Exercise: Lines that include the string "knappen" are the ones to copy from the entries below.

Material for this exercise:
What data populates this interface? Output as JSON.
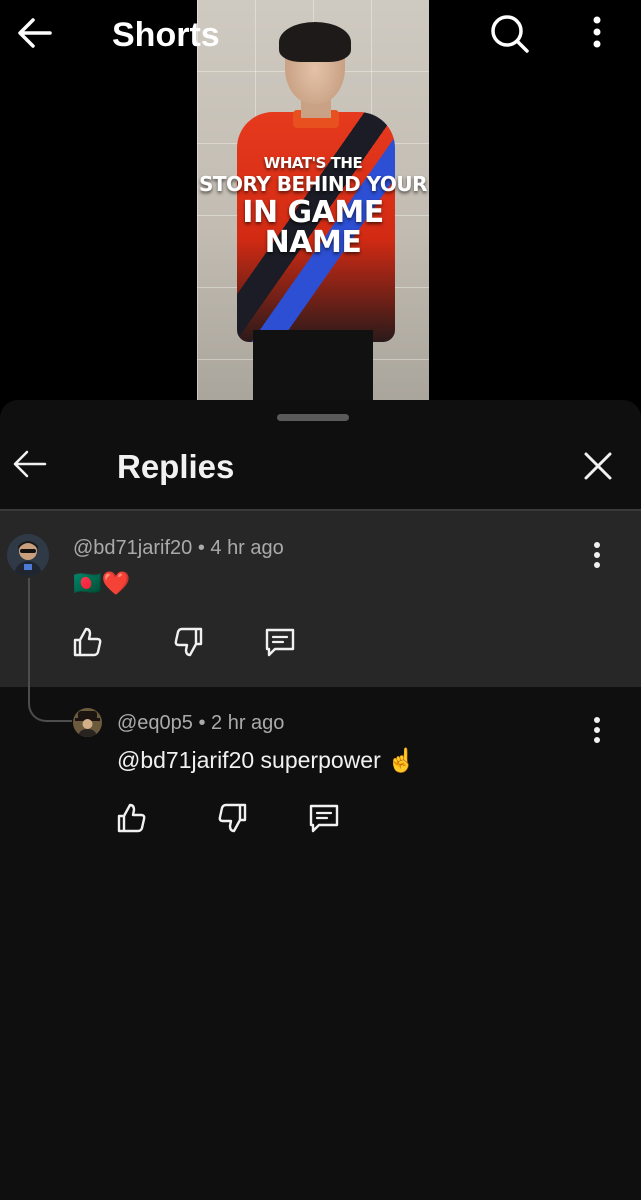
{
  "top_bar": {
    "title": "Shorts"
  },
  "video": {
    "overlay_line1": "WHAT'S THE",
    "overlay_line2": "STORY BEHIND YOUR",
    "overlay_line3": "IN GAME NAME"
  },
  "sheet": {
    "title": "Replies"
  },
  "comments": [
    {
      "meta": "@bd71jarif20 • 4 hr ago",
      "text": "🇧🇩❤️"
    },
    {
      "meta": "@eq0p5 • 2 hr ago",
      "text": "@bd71jarif20 superpower ☝️"
    }
  ],
  "icons": {
    "back": "arrow-left-icon",
    "search": "search-icon",
    "more": "more-vert-icon",
    "close": "close-icon",
    "like": "thumbs-up-icon",
    "dislike": "thumbs-down-icon",
    "reply": "comment-icon"
  },
  "colors": {
    "sheet_bg": "#0f0f0f",
    "highlight_bg": "#272727",
    "meta_text": "#aaaaaa"
  }
}
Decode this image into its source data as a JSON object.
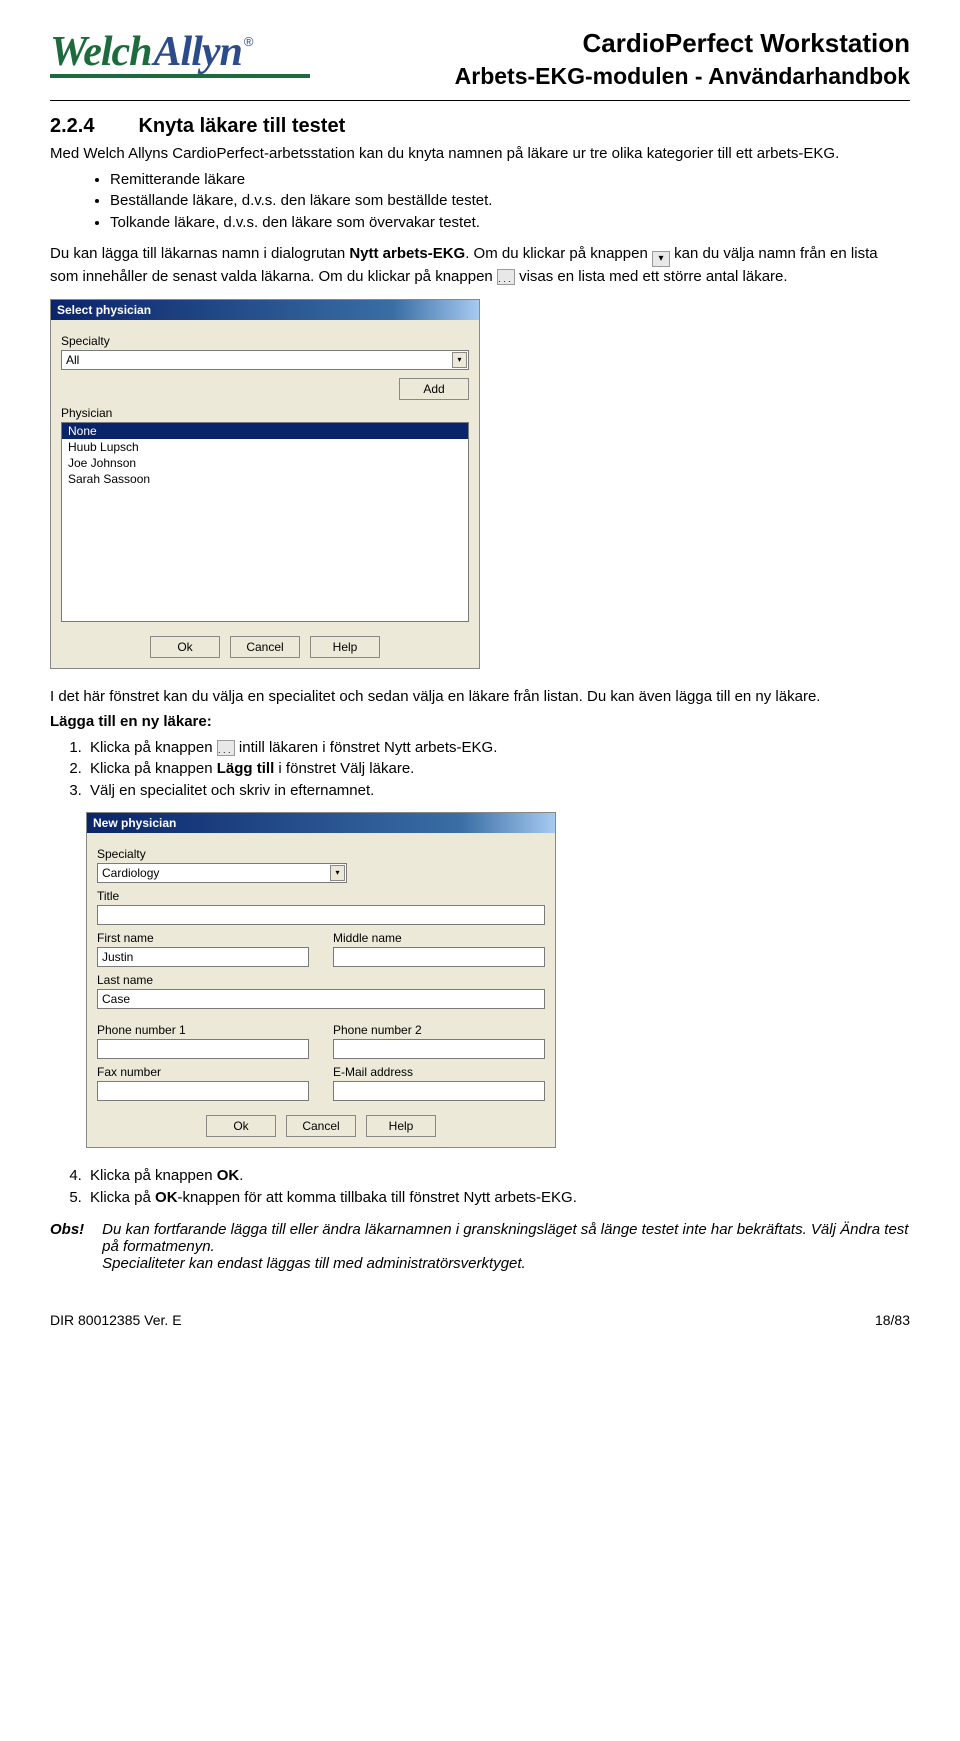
{
  "header": {
    "logo_part1": "Welch",
    "logo_part2": "Allyn",
    "logo_reg": "®",
    "title1": "CardioPerfect Workstation",
    "title2": "Arbets-EKG-modulen - Användarhandbok"
  },
  "section": {
    "number": "2.2.4",
    "title": "Knyta läkare till testet",
    "intro": "Med Welch Allyns CardioPerfect-arbetsstation kan du knyta namnen på läkare ur tre olika kategorier till ett arbets-EKG.",
    "bullets": [
      "Remitterande läkare",
      "Beställande läkare, d.v.s. den läkare som beställde testet.",
      "Tolkande läkare, d.v.s. den läkare som övervakar testet."
    ],
    "para2a": "Du kan lägga till läkarnas namn i dialogrutan ",
    "para2b": "Nytt arbets-EKG",
    "para2c": ". Om du klickar på knappen ",
    "para2d": " kan du välja namn från en lista som innehåller de senast valda läkarna. Om du klickar på knappen ",
    "para2e": " visas en lista med ett större antal läkare."
  },
  "dialog1": {
    "title": "Select physician",
    "label_specialty": "Specialty",
    "specialty_value": "All",
    "label_physician": "Physician",
    "add": "Add",
    "items": [
      "None",
      "Huub Lupsch",
      "Joe Johnson",
      "Sarah Sassoon"
    ],
    "ok": "Ok",
    "cancel": "Cancel",
    "help": "Help"
  },
  "midtext": {
    "p1": "I det här fönstret kan du välja en specialitet och sedan välja en läkare från listan. Du kan även lägga till en ny läkare.",
    "heading": "Lägga till en ny läkare:",
    "step1a": "Klicka på knappen ",
    "step1b": " intill läkaren i fönstret Nytt arbets-EKG.",
    "step2a": "Klicka på knappen ",
    "step2b": "Lägg till",
    "step2c": " i fönstret Välj läkare.",
    "step3": "Välj en specialitet och skriv in efternamnet."
  },
  "dialog2": {
    "title": "New physician",
    "label_specialty": "Specialty",
    "specialty_value": "Cardiology",
    "label_title": "Title",
    "label_first": "First name",
    "first_value": "Justin",
    "label_middle": "Middle name",
    "label_last": "Last name",
    "last_value": "Case",
    "label_phone1": "Phone number 1",
    "label_phone2": "Phone number 2",
    "label_fax": "Fax number",
    "label_email": "E-Mail address",
    "ok": "Ok",
    "cancel": "Cancel",
    "help": "Help"
  },
  "steps_after": {
    "step4a": "Klicka på knappen ",
    "step4b": "OK",
    "step4c": ".",
    "step5a": "Klicka på ",
    "step5b": "OK",
    "step5c": "-knappen för att komma tillbaka till fönstret Nytt arbets-EKG."
  },
  "obs": {
    "label": "Obs!",
    "line1a": "Du kan fortfarande lägga till eller ändra läkarnamnen i granskningsläget så länge testet inte har bekräftats. ",
    "line1b": "Välj Ändra test på formatmenyn.",
    "line2": "Specialiteter kan endast läggas till med administratörsverktyget."
  },
  "footer": {
    "left": "DIR 80012385 Ver. E",
    "right": "18/83"
  }
}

Problem solution:
    "para2c": ". Om du klickar på knappen ",
    "para2d": " kan du välja namn från en lista som innehåller de senast valda läkarna. Om du klickar på knappen ",
    "step1a": "Klicka på knappen ",
    "step2a": "Klicka på knappen ",
    "step4a": "Klicka på knappen ",
    "step5c": "-knappen för att komma tillbaka till fönstret Nytt arbets-EKG."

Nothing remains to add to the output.